Ghana my happy home, land of rich resources, land of mighty talents, racial tolerance, justice and freedom...
Why then do we find ourselves where we are now? How can we have so much and still be saddled with economic crisis, power crisis, etc. Should Ghanaians not be living large with the abundance in resources Ghana has been blessed with?
Are our leaders really looking out for us, or do they go out there and sell us out for their personal gain? Are all the decisions our leaders take in our best interest, or do they go out there looking out only for themselves, and how much they can make off us, and try to convince us whatever decision they took is for the best?
What about our international partners? Are we getting honest help from them? Do they honestly want to see us get out of this quagmire we find ourselves in (through no fault of ours), or are they interested only in helping us so far, but not all the way?
One Million Pounds, the latest play by James Ebo Whyte, tells the story of 4 talented Ghanaians who take a shot at the maiden edition of an international competition. Much to everyone's surprise, they make it so far. It would have been novel for an African group to win, but the system was willing to let them get only so far, but definitely not all the way. Much to the exasperation of the system, the African group appears to be going further than the system ever intended for them to go. What to do? How to deal with this situation? Well, the group is from Africa, they have a leader, and African leaders and free money, well, enough said about that.
How these 4 handle their manager selling them out, and almost clipping their wings before they even had a chance to take off, takes a lot of determination and realisation that they may be down, but they were definitely not out.
The tale is told of love, insecurity, greed, corruption, hope, betrayal and foolishness, laced with the humour characteristic of every Uncle Ebo Whyte play.
Can the story of Jama, the talented 4, be likened to the story of Ghana and its leadership?
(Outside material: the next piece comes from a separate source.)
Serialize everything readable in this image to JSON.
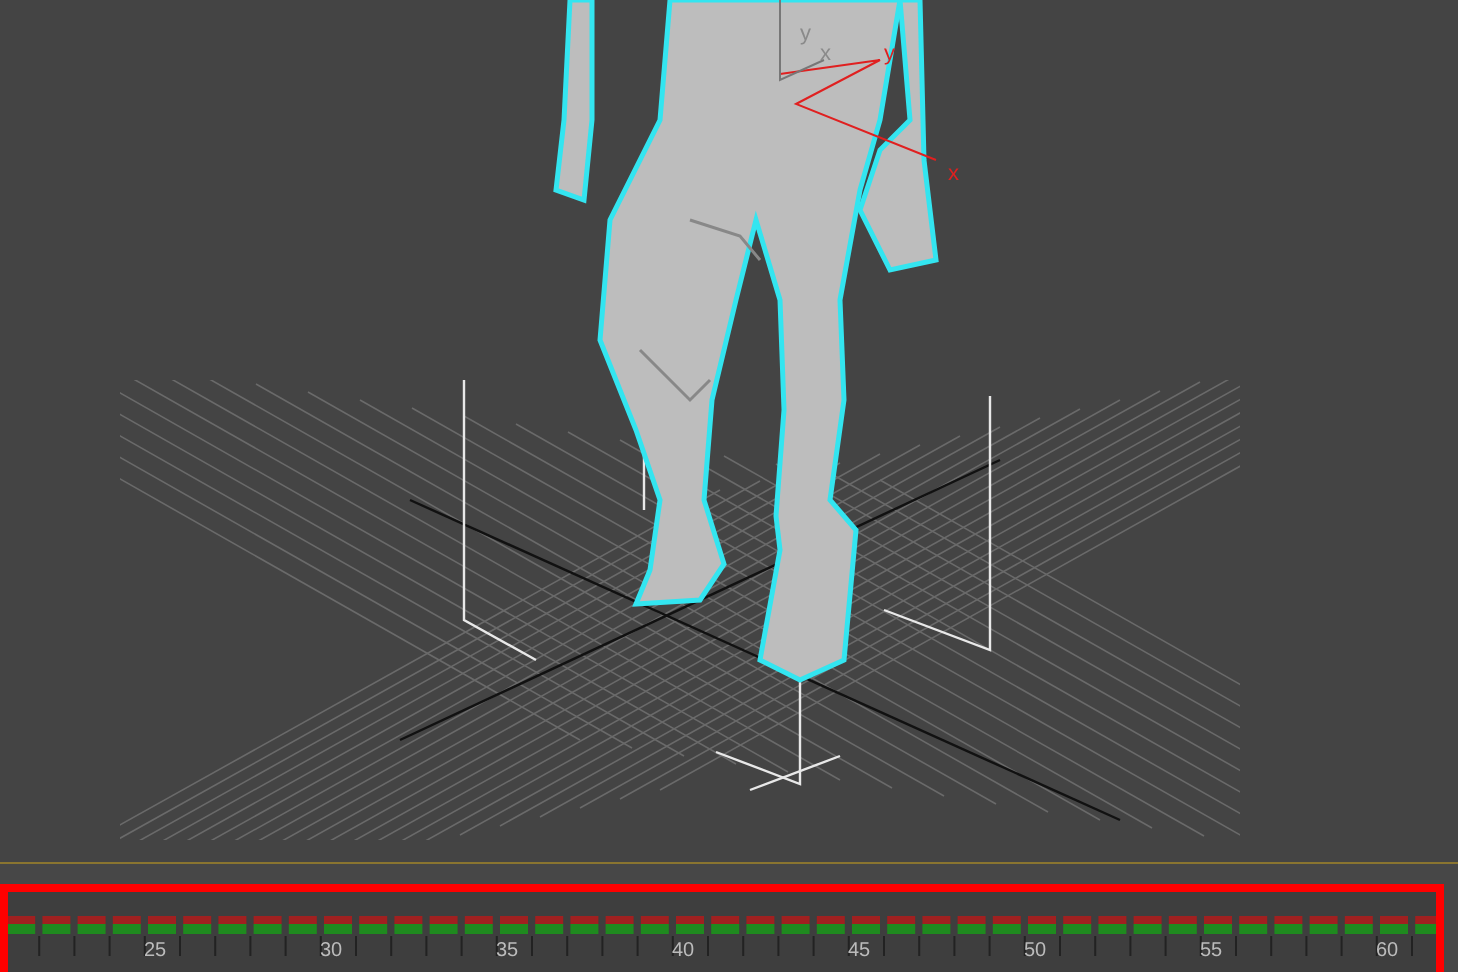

Why not judge for yourselves this weekend, Easter Monday and next weekend at the National Theatre. I should add that there are a myriad of lessons to be picked up from One Million Pounds.